The culture of applying to the judiciary to resolve disputes is the result of a slow process of changing values from a previous situation, in many societies, where exercising the right to sue was seen as unseemly. In a civilized society, it is not possible to conceive of members not having ways to compose controversies. The dynamization of the means of communication and technological evolution have eliminated distances between the members of society, making juridical relations more complex and malleable. The justice system, in turn, must accompany the needs of the population and fulfill its role of evenhandedly arbitrating the opposing parties’ interests in the provision of justice.

Although it cannot be said that society is overly politicized, the massification of access to information has spread awareness of rights and the need to resolve disputes through the courts rather than by extralegal means. But society’s habits are now being formed more by the communications media than by educators and role models. This situation has clearly contributed to the profusion of matters that are judicialized these days that do not really need intervention by the judiciary for resolution.

The access to justice should enable popular indignation to prompt the government to give materiality to the purposefully programmatic constitutional principles rather than expand the propagation of merely individual and pecuniary demands that result from the unworthy idea that the judiciary is source of income for plaintiffs through the “industry of pain and suffering”.

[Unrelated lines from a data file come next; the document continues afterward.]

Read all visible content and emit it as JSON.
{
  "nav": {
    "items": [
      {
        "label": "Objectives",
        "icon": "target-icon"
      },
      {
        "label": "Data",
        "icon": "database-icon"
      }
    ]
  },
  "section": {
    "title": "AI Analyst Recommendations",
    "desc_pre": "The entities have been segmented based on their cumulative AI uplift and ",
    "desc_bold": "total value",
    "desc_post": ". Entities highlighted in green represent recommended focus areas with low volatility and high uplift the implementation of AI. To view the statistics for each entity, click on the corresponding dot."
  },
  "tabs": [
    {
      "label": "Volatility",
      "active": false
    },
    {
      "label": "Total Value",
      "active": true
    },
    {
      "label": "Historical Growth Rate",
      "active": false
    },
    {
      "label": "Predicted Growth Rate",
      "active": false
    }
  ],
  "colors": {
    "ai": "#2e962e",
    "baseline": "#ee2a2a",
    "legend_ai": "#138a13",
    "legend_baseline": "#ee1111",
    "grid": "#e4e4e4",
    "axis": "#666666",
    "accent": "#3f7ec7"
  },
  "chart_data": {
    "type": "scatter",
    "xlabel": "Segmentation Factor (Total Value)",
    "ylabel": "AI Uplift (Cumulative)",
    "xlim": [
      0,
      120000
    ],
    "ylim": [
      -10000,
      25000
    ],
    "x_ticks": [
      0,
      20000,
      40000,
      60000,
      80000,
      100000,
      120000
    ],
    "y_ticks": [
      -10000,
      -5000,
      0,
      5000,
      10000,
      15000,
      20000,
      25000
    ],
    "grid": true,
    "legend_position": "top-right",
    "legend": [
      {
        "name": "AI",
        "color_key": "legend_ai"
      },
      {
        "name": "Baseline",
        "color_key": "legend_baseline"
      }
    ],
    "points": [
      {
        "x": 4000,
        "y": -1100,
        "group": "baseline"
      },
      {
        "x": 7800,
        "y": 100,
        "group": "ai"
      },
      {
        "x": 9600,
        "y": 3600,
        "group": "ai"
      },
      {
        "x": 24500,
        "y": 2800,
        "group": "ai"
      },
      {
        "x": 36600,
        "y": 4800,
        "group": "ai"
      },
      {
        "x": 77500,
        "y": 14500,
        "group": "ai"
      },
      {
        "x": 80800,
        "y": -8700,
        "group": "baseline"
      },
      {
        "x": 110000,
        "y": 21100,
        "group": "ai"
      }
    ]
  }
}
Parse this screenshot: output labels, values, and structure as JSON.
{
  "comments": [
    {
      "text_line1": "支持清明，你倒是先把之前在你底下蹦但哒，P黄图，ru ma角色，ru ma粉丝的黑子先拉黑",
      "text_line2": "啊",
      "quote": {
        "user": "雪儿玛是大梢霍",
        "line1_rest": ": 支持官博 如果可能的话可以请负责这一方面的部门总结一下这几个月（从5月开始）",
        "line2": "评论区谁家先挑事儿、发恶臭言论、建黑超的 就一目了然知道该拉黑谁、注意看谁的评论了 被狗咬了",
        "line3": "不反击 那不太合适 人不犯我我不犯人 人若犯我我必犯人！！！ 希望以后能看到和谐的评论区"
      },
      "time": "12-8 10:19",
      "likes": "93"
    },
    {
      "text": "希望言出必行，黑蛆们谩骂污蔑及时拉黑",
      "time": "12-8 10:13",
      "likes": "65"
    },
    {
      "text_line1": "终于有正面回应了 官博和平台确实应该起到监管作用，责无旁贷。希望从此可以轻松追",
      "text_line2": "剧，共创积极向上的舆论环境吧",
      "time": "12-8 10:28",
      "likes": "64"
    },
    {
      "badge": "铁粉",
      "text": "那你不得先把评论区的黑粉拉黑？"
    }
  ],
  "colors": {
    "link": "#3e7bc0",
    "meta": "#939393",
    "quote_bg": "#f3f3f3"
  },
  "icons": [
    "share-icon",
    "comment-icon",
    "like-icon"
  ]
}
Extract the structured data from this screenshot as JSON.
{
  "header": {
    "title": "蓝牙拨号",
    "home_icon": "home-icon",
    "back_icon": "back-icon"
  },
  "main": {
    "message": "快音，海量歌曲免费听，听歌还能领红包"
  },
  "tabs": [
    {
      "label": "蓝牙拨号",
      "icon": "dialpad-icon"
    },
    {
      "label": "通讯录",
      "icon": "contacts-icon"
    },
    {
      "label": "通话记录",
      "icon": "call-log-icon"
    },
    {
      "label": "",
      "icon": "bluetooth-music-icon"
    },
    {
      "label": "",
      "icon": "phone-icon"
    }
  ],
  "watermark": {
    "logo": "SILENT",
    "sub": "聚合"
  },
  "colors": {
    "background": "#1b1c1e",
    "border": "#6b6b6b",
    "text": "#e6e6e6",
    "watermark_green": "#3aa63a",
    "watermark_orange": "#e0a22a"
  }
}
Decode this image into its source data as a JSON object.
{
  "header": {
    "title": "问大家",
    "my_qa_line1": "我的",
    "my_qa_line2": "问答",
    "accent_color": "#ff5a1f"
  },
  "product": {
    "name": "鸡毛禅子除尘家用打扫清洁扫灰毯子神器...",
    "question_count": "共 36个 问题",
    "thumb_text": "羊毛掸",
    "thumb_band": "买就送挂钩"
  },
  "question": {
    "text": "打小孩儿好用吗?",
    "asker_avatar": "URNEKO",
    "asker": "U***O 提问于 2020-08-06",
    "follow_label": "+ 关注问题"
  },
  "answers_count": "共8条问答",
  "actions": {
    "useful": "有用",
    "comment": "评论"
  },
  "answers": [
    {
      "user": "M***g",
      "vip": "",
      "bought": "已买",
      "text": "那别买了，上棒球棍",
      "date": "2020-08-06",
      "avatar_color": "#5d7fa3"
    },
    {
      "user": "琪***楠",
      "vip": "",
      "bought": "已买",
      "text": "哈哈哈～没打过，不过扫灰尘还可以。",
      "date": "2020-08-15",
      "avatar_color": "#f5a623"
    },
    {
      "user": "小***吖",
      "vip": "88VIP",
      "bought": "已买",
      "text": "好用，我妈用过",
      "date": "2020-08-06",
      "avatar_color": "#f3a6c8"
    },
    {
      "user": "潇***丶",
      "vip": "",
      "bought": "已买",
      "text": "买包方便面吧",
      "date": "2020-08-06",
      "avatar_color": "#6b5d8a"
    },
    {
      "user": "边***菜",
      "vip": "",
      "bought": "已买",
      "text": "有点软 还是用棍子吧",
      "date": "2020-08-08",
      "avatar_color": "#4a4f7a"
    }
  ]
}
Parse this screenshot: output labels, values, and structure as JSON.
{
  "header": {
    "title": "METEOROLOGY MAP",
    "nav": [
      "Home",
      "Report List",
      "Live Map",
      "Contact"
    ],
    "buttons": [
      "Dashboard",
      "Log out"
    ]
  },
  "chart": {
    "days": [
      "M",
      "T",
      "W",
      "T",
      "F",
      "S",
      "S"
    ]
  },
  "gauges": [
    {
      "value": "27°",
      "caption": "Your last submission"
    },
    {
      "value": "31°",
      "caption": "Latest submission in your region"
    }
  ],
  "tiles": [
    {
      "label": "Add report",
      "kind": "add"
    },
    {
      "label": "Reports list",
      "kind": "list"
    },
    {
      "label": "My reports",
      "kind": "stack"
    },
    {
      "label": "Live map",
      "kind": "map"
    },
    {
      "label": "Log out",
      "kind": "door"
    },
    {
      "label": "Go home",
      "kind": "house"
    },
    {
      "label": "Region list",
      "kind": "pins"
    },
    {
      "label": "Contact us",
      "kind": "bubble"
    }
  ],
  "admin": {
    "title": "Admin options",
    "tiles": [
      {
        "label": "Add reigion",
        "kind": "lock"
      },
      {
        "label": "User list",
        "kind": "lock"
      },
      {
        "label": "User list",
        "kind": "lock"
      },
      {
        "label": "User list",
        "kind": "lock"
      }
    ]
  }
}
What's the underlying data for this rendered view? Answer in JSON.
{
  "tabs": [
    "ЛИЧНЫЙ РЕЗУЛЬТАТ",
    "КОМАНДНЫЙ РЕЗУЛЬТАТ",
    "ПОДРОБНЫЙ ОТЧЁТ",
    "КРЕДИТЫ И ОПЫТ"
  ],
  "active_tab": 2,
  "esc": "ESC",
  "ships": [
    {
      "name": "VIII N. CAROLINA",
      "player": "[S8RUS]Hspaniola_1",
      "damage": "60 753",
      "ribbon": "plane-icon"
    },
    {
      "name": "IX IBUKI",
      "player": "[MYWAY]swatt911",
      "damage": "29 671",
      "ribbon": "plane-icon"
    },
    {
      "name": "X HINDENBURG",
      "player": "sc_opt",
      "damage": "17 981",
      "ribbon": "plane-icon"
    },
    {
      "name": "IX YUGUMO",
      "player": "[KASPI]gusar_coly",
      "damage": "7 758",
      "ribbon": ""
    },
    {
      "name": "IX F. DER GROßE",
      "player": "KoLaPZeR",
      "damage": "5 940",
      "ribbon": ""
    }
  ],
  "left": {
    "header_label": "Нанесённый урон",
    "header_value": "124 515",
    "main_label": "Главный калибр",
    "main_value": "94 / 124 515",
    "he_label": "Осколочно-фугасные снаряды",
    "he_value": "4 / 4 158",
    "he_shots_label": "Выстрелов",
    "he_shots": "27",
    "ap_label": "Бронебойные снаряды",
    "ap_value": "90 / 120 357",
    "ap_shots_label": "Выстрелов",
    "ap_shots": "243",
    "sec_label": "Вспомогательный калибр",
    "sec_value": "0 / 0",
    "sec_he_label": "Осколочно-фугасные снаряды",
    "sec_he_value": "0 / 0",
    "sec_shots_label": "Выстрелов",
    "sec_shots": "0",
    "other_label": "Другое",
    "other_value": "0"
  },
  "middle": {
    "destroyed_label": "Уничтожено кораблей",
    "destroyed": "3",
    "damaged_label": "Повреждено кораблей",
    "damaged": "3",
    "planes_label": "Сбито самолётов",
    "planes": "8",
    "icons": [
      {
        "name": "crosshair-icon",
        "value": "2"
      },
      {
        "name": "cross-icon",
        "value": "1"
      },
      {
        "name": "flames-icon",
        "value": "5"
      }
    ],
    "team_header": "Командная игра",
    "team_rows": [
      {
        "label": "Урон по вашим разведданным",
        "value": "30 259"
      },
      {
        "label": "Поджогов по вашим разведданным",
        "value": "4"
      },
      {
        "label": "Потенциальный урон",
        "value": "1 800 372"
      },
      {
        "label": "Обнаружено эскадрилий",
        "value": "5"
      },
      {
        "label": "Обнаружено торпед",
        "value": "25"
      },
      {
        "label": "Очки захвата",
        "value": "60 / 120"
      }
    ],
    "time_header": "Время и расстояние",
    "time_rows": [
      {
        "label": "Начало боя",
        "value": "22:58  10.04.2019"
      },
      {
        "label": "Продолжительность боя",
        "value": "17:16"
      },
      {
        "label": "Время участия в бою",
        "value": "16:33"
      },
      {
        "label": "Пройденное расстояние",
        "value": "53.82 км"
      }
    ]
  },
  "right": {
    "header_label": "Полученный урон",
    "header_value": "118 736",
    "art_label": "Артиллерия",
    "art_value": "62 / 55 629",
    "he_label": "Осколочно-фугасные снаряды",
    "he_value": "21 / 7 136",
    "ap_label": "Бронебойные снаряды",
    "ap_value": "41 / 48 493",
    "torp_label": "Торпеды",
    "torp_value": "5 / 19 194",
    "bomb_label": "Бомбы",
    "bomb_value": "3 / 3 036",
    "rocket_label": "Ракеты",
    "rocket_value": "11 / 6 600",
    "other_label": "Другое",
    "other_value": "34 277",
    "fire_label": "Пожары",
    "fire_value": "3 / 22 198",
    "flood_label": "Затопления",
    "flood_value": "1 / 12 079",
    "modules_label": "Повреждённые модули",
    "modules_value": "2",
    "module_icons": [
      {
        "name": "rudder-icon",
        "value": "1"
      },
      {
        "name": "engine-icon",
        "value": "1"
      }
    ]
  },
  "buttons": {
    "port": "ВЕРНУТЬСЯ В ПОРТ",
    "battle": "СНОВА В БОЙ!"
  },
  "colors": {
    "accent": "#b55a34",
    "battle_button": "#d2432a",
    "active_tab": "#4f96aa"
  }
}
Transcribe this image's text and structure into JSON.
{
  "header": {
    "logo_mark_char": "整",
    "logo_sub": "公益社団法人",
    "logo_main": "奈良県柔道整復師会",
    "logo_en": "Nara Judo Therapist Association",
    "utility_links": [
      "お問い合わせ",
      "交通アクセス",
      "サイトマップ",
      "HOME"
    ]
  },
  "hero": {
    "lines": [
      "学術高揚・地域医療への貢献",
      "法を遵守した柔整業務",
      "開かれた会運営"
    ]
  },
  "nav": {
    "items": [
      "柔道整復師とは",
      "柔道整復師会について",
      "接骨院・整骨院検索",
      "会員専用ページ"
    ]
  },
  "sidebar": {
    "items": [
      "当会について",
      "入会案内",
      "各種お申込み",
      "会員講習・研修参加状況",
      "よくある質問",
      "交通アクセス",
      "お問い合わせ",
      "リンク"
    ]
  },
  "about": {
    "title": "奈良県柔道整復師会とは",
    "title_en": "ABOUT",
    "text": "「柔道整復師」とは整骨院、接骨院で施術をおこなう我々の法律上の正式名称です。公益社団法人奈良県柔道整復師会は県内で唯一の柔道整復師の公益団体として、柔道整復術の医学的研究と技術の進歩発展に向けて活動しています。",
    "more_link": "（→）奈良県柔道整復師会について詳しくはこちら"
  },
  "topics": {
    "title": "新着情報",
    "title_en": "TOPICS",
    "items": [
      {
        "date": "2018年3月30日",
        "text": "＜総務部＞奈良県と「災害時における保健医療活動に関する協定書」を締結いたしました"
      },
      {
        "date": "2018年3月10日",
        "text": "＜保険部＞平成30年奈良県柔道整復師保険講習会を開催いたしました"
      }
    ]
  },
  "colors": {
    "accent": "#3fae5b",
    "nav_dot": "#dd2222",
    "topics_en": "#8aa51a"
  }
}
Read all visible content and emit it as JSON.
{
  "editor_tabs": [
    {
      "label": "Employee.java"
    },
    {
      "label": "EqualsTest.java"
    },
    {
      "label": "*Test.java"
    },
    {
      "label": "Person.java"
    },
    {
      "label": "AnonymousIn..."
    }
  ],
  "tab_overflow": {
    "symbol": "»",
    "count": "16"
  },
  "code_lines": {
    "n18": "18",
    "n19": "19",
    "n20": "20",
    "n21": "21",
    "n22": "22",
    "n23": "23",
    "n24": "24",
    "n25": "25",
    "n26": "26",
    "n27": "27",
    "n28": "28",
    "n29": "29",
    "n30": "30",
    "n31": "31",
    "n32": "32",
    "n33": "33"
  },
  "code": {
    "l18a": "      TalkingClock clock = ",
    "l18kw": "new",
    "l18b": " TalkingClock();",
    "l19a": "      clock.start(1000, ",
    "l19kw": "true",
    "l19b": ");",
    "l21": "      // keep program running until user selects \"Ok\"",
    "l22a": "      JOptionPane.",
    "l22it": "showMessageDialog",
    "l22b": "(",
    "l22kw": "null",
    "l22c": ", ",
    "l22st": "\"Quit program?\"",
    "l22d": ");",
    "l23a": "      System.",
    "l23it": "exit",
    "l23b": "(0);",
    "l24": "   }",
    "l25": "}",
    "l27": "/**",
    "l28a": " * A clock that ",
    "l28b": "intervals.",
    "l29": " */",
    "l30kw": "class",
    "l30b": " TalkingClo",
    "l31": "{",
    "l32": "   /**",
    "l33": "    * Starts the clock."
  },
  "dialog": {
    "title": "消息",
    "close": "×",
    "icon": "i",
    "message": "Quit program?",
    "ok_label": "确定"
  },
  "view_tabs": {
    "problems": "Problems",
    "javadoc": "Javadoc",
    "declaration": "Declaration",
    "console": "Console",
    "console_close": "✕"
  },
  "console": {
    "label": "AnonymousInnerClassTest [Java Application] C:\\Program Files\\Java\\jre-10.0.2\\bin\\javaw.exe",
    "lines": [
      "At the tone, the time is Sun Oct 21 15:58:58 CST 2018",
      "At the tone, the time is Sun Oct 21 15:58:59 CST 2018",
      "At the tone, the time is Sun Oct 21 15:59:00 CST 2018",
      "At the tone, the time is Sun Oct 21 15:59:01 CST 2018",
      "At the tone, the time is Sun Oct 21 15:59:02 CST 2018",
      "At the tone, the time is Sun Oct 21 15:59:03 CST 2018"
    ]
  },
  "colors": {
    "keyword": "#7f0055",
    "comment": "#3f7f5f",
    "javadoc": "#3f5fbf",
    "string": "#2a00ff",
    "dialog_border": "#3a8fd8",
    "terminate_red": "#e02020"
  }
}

It is curious to note, to say the least, how many people can show no indignation when viewing their peers abandoned in the streets without any governmental support, and at the same time seek to disfigure the power of the State in service to less relevant interests, such as to obtain astronomical damage awards due to, for example, the simple lack of a telephone signal. This observation, of course, does not mean to say that access to the courts should be impeded. What is necessary is to prevent the courts from being discredited or from being used in pursuit of frivolous claims, in detriment to situations with high social relevance.

The explosion of reckless lawsuits, without any filter for access to the courts, impairs the quality of the justice meted out and is incoherent with the ideals of democracy. Allowing the submission of suits without a shred of evidence or even logic is not the same as satisfying the constitutional command for unrestricted access to justice. Instead, it violates the collective interests in having a fair and reliable justice system.

According to the theory of the weighing of principles, the inviolability of access to justice and prohibition of the abusive exercise of the right to sue stand in opposition, and must be examined in parallel to deliver adequate judicial redress. The judiciary must be receptive to citizens and allow them to use all mechanisms to exercise the legitimate right of action, while on the other hand identifying possible abuses that “clog” the courts and judicial measures that are used for obviously illegitimate purposes. 

The access to justice is a fundamental guarantee, but this cannot be confused with stimulus to exaggerated litigiousness. It is necessary always to strive to safeguard the right to seek relief in the courts, while also defending procedural equality, through mechanisms to protect defendants against totally unjustified claims.

Requiring suits to be submitted to a serious prior examination of admissibility, based on a minimum level of evidence or judicial precedents, as specified in the Civil Procedure Code, does not mean barring free access to the courts. Rather, it denotes defense of the equally fundamental procedural guarantees and the search for a judiciary based on the constitutional principles of morality, legality and efficiency of government.